* WHAT YOU ARE ASKED TO DO *
Go through the material under this sentence. Return every line holding "icon".
*** Begin section ***
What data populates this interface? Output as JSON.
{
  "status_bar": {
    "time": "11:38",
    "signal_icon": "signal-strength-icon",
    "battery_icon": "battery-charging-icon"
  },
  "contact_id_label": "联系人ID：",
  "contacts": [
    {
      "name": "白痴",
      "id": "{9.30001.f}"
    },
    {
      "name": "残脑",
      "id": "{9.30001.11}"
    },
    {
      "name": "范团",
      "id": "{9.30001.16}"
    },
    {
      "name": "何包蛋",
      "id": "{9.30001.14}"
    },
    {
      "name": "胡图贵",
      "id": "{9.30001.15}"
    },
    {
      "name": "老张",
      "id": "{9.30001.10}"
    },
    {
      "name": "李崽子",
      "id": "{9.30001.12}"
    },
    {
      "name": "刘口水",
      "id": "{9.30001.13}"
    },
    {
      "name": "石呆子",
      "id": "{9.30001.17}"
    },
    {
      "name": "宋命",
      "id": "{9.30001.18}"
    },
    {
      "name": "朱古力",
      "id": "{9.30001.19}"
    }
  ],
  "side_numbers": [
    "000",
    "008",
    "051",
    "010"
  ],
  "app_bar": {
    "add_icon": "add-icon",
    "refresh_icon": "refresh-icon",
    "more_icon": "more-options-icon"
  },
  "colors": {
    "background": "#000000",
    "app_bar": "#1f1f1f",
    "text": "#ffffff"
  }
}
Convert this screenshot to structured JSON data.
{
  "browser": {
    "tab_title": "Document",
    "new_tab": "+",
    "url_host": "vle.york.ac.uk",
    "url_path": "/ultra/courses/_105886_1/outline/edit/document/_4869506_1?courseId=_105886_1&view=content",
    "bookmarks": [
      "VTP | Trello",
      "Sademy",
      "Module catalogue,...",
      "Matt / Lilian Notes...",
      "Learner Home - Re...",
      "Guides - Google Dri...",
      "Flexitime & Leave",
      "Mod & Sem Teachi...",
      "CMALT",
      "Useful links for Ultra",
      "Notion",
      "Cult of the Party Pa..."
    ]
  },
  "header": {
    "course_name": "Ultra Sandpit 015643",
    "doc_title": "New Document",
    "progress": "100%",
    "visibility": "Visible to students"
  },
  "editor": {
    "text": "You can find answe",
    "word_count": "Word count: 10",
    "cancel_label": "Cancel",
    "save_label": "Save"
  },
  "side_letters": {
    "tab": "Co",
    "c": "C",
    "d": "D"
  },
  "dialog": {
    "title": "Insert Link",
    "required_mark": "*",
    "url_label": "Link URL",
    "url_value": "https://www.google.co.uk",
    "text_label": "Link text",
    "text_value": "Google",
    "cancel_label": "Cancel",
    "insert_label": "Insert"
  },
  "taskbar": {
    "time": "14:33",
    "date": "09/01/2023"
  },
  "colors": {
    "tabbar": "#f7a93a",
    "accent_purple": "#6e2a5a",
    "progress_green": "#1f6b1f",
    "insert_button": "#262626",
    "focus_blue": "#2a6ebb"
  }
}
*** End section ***
* SOLUTION TO THIS PROBLEM *
    "signal_icon": "signal-strength-icon",
    "battery_icon": "battery-charging-icon"
    "add_icon": "add-icon",
    "refresh_icon": "refresh-icon",
    "more_icon": "more-options-icon"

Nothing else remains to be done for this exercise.